At The Movies: A father-daughter holiday becomes a bittersweet lifelong memory in Aftersun

Sophie (Frankie Corio) and Calum (Paul Mescal) play a daughter and father on holiday, creating memories she will return to for the rest of her life. PHOTO: THE PROJECTOR

Aftersun (M18)

102 minutes, opens on Thursday

4 stars

The story: At a Turkish resort favoured by British tourists on a budget, 11-year-old Sophie (Frankie Corio) and her father Calum (Paul Mescal) spend their days sunning themselves and swimming. They have a glorious time, but she senses a heaviness in his heart, a weight that she will think back on for the rest of her life.

How well do we know our parents? It is a simple question, complicated by the boundaries that parents draw up around themselves, lines that children know better than to cross.

Scottish writer-director Charlotte Wells takes on this question in this evocative account of a father-daughter holiday in Turkey.

Most of the story is shown from a child’s point of view. Sophie’s encounter with the cool, older kids, for example, is filtered through her pre-teen desires and anxieties.

But at the edges of her perception, Wells inserts information that the older Sophie will observe and understand. Did those things actually happen, or are they the work of a mind trying to tell itself a story that makes sense?

What is clear is that Sophie – then, at the holiday resort, and the older Sophie today – loves her father. Mescal’s Calum is a sweet, sensitive young dad prone to benign neglect, but never not fun to be around.

The Irish actor gives Calum’s melancholy a range of colours – this is a father trying to give his child a great holiday, which means keeping his struggles to himself. When the mask slips, it does so with heartbreaking intensity.

Scottish performer Corio has won acclaim for her portrayal of the thoughtful Sophie, and rightly so. Making her acting debut, she disappears into the role of a child sensing that her father is not like the other fathers. There is not a second in her performance that feels like an actor has delivered a line.

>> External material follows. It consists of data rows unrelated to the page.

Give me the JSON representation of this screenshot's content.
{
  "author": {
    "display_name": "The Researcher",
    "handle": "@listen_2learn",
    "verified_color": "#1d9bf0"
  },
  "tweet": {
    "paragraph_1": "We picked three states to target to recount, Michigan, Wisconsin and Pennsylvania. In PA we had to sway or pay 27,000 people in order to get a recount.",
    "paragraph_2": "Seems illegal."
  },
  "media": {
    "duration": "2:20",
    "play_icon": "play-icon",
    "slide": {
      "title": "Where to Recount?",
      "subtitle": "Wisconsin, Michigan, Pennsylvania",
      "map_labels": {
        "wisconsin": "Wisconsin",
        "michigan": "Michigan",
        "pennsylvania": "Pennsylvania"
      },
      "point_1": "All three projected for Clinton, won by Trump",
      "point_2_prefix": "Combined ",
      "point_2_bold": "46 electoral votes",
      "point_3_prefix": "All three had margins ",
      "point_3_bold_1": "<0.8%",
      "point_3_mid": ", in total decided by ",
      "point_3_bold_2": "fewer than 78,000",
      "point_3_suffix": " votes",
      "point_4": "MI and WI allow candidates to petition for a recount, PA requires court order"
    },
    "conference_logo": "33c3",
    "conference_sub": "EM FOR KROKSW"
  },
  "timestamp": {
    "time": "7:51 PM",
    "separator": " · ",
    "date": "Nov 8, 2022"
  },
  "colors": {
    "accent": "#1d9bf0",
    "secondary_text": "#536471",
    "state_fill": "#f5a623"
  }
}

Most of the story is shown from a child’s point of view. PHOTO: THE PROJECTOR

Wells’ debut feature has won a range of awards at the Cannes Film Festival and a dozen critics’ choice competitions around the world. It is deserved. This study of a parent-child relationship is scarily intimate, but also universally relatable.

Hot take: Aftersun is a sharply drawn memoir that captures moments of happiness shared by a father and daughter, a time that will be replayed in the mind for years to come.

Join ST's Telegram channel and get the latest breaking news delivered to you.